--- WHAT THE EXERCISE ASKS ---
Whenever the word "logo" appears in a line of the data below, copy that line.

··· RECORDS TO PROCESS

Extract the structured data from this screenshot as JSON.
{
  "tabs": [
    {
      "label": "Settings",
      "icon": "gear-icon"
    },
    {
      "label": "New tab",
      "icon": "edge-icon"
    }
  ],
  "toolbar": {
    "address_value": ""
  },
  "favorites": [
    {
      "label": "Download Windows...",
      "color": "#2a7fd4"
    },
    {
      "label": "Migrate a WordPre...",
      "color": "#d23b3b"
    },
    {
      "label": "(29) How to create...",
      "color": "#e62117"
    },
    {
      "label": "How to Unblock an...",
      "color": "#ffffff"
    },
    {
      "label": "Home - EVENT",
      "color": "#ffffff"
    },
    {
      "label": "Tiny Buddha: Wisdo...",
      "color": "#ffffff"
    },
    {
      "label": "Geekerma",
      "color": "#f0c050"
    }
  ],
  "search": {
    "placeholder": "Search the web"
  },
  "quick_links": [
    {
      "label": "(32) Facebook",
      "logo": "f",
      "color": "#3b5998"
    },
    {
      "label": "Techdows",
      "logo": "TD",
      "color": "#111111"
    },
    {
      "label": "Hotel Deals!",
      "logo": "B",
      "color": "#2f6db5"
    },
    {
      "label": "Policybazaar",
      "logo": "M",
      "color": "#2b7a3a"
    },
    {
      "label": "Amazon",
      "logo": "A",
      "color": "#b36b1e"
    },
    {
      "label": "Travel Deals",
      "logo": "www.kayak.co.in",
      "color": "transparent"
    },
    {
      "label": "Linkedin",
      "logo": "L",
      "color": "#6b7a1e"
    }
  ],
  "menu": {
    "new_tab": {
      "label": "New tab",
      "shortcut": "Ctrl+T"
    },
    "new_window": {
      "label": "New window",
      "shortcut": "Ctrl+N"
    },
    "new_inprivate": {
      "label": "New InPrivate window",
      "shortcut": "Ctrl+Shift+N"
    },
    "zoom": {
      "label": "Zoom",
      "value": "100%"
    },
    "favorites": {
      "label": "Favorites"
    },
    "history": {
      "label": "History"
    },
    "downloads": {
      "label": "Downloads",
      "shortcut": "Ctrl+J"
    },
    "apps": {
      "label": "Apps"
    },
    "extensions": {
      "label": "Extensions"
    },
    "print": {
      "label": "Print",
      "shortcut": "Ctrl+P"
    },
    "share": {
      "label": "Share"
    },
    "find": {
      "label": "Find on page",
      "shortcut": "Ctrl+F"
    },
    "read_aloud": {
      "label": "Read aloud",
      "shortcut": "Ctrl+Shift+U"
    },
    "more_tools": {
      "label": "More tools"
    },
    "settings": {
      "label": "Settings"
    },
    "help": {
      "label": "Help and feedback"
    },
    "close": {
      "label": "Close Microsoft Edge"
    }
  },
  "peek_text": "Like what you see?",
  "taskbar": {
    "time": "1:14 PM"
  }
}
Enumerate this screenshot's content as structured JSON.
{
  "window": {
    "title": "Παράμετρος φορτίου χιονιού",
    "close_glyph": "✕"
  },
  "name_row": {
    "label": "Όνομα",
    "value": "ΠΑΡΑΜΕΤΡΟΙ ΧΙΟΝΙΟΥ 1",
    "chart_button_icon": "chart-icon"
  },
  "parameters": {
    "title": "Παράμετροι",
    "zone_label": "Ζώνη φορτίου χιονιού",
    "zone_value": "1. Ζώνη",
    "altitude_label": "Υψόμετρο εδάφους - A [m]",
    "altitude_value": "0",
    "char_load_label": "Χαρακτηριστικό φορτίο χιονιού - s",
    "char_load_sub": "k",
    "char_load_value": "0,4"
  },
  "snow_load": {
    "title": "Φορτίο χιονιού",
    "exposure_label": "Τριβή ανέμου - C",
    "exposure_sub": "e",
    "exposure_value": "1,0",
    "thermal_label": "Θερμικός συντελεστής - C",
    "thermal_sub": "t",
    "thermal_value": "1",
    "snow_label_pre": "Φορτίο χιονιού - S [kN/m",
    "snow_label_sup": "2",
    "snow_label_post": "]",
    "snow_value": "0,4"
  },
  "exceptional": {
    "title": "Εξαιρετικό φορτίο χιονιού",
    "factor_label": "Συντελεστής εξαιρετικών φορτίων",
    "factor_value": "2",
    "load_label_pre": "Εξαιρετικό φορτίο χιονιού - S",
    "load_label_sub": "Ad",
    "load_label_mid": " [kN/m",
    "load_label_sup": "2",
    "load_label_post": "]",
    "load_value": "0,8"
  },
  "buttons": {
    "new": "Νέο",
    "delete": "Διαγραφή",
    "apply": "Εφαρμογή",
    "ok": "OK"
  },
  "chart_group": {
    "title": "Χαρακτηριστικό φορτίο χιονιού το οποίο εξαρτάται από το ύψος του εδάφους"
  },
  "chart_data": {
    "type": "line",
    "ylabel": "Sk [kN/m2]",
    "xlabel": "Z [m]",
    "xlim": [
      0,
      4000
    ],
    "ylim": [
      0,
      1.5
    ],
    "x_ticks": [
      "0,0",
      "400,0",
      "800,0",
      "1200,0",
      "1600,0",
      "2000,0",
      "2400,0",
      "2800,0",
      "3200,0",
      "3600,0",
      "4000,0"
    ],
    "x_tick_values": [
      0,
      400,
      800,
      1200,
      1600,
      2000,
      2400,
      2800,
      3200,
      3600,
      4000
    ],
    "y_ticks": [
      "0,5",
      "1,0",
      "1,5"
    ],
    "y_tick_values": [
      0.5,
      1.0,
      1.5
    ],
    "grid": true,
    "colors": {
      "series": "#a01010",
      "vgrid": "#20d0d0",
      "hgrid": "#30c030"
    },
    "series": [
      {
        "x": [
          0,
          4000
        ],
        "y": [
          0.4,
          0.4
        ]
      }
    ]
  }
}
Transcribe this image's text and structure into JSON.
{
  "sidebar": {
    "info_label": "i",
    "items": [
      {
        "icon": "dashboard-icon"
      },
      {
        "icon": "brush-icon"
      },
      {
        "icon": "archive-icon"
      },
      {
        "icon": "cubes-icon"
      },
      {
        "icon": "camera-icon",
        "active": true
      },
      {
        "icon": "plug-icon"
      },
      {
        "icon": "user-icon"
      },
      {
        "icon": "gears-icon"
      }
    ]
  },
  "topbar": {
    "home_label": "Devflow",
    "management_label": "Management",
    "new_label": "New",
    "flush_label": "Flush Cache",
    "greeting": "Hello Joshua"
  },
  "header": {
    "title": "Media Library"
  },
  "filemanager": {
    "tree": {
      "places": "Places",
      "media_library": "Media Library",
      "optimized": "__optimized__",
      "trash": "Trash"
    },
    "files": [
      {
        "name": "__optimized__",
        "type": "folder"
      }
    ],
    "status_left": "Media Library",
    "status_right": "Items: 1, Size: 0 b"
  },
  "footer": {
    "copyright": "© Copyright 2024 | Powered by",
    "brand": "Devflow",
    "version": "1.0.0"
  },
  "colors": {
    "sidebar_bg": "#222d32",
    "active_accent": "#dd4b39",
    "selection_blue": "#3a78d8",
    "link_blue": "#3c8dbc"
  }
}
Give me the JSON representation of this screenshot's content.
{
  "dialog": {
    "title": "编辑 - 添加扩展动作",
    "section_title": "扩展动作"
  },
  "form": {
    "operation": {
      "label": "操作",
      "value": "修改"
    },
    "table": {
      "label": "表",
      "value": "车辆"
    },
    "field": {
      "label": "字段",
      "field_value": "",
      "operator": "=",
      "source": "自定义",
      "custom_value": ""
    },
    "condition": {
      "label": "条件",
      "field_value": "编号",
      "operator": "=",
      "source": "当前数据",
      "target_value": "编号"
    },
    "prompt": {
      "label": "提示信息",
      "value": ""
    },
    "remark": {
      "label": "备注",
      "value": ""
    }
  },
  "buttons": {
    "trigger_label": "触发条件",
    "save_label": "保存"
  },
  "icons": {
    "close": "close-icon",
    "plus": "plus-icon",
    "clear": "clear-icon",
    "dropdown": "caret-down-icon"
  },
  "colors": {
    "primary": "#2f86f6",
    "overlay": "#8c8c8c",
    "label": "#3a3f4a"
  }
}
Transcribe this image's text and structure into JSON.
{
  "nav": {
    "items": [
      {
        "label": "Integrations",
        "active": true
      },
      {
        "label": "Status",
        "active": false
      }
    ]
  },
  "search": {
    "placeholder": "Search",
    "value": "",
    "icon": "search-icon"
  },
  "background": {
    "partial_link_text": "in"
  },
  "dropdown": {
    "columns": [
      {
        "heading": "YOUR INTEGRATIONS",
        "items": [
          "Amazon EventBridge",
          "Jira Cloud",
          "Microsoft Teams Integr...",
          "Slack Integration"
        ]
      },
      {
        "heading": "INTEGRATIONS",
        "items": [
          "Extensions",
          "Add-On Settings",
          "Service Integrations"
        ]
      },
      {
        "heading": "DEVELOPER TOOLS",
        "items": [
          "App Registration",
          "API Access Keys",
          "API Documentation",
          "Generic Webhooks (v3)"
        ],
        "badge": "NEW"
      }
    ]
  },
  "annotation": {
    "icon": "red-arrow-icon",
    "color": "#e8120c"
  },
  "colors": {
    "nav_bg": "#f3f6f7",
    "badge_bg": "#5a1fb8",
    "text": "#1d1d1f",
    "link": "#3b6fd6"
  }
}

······

--- RESULT ---
      "logo": "f",
      "logo": "TD",
      "logo": "B",
      "logo": "M",
      "logo": "A",
      "logo": "www.kayak.co.in",
      "logo": "L",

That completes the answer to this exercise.